# [Brief]
Please output the lines shown below exactly as they appear.

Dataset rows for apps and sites
·····

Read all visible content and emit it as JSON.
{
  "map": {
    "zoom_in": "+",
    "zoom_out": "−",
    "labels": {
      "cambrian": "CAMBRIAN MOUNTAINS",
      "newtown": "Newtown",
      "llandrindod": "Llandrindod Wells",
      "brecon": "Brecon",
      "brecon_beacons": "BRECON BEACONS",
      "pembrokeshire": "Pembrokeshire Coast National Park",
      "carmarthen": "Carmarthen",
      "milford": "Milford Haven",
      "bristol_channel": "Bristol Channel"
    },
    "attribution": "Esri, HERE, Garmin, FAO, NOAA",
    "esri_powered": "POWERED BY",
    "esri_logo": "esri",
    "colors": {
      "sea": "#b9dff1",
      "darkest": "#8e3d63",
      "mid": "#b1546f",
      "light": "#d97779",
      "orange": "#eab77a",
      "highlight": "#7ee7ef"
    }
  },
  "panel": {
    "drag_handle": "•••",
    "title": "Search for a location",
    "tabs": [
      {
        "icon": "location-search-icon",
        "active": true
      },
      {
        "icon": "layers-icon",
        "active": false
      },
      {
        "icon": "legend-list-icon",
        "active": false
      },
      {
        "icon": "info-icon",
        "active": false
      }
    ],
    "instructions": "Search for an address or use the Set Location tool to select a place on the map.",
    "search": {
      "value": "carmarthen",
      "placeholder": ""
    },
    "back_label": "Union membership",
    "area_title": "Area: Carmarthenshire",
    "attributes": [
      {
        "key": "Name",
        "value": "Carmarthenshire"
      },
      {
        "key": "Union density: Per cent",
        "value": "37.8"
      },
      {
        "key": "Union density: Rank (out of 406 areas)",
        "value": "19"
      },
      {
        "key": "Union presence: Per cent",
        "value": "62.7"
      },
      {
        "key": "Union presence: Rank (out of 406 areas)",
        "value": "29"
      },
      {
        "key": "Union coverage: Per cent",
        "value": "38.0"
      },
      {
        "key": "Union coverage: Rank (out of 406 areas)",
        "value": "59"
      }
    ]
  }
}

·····

# [Response to the exercise]
Read all visible content and emit it as JSON.
{
  "map": {
    "zoom_in": "+",
    "zoom_out": "−",
    "labels": {
      "cambrian": "CAMBRIAN MOUNTAINS",
      "newtown": "Newtown",
      "llandrindod": "Llandrindod Wells",
      "brecon": "Brecon",
      "brecon_beacons": "BRECON BEACONS",
      "pembrokeshire": "Pembrokeshire Coast National Park",
      "carmarthen": "Carmarthen",
      "milford": "Milford Haven",
      "bristol_channel": "Bristol Channel"
    },
    "attribution": "Esri, HERE, Garmin, FAO, NOAA",
    "esri_powered": "POWERED BY",
    "esri_logo": "esri",
    "colors": {
      "sea": "#b9dff1",
      "darkest": "#8e3d63",
      "mid": "#b1546f",
      "light": "#d97779",
      "orange": "#eab77a",
      "highlight": "#7ee7ef"
    }
  },
  "panel": {
    "drag_handle": "•••",
    "title": "Search for a location",
    "tabs": [
      {
        "icon": "location-search-icon",
        "active": true
      },
      {
        "icon": "layers-icon",
        "active": false
      },
      {
        "icon": "legend-list-icon",
        "active": false
      },
      {
        "icon": "info-icon",
        "active": false
      }
    ],
    "instructions": "Search for an address or use the Set Location tool to select a place on the map.",
    "search": {
      "value": "carmarthen",
      "placeholder": ""
    },
    "back_label": "Union membership",
    "area_title": "Area: Carmarthenshire",
    "attributes": [
      {
        "key": "Name",
        "value": "Carmarthenshire"
      },
      {
        "key": "Union density: Per cent",
        "value": "37.8"
      },
      {
        "key": "Union density: Rank (out of 406 areas)",
        "value": "19"
      },
      {
        "key": "Union presence: Per cent",
        "value": "62.7"
      },
      {
        "key": "Union presence: Rank (out of 406 areas)",
        "value": "29"
      },
      {
        "key": "Union coverage: Per cent",
        "value": "38.0"
      },
      {
        "key": "Union coverage: Rank (out of 406 areas)",
        "value": "59"
      }
    ]
  }
}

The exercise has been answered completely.